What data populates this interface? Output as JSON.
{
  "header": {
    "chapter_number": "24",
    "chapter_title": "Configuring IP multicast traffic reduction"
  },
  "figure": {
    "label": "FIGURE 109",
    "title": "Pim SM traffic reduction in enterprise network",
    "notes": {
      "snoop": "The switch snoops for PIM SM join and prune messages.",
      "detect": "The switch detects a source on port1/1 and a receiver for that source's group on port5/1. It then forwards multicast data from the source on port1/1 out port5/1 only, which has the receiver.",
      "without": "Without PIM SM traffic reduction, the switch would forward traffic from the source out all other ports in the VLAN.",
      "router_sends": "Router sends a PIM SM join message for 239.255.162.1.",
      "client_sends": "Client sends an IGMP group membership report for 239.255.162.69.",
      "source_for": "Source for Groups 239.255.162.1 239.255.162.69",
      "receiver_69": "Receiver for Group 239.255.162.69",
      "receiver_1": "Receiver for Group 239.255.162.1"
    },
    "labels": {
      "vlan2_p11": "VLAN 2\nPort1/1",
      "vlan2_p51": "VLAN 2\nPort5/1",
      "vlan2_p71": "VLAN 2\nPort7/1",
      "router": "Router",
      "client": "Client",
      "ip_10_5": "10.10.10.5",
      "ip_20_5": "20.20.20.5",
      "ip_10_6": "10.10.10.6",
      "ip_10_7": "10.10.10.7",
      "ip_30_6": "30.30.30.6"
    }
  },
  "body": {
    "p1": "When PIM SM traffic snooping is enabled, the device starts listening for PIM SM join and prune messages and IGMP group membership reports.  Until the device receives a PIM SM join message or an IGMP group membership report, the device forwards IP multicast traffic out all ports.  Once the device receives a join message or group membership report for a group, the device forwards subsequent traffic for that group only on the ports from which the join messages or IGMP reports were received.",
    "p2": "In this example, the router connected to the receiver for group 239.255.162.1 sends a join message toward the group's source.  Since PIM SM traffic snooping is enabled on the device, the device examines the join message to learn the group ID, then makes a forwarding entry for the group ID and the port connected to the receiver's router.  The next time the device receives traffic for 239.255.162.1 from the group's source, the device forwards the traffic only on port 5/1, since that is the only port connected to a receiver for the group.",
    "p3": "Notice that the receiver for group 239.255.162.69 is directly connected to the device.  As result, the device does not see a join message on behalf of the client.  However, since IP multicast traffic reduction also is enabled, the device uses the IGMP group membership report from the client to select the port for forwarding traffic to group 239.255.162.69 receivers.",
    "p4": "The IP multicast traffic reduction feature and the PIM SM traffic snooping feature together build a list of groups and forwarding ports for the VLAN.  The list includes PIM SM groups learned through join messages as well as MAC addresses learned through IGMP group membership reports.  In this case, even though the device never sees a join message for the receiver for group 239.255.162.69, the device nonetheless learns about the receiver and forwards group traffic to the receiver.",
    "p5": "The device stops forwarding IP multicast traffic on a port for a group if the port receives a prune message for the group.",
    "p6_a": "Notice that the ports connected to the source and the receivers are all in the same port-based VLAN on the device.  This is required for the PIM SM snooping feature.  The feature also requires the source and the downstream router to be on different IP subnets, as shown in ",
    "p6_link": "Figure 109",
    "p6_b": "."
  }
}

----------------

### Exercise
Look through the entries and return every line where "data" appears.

### Output of the exercise
What data populates this interface? Output as JSON.
      "detect": "The switch detects a source on port1/1 and a receiver for that source's group on port5/1. It then forwards multicast data from the source on port1/1 out port5/1 only, which has the receiver.",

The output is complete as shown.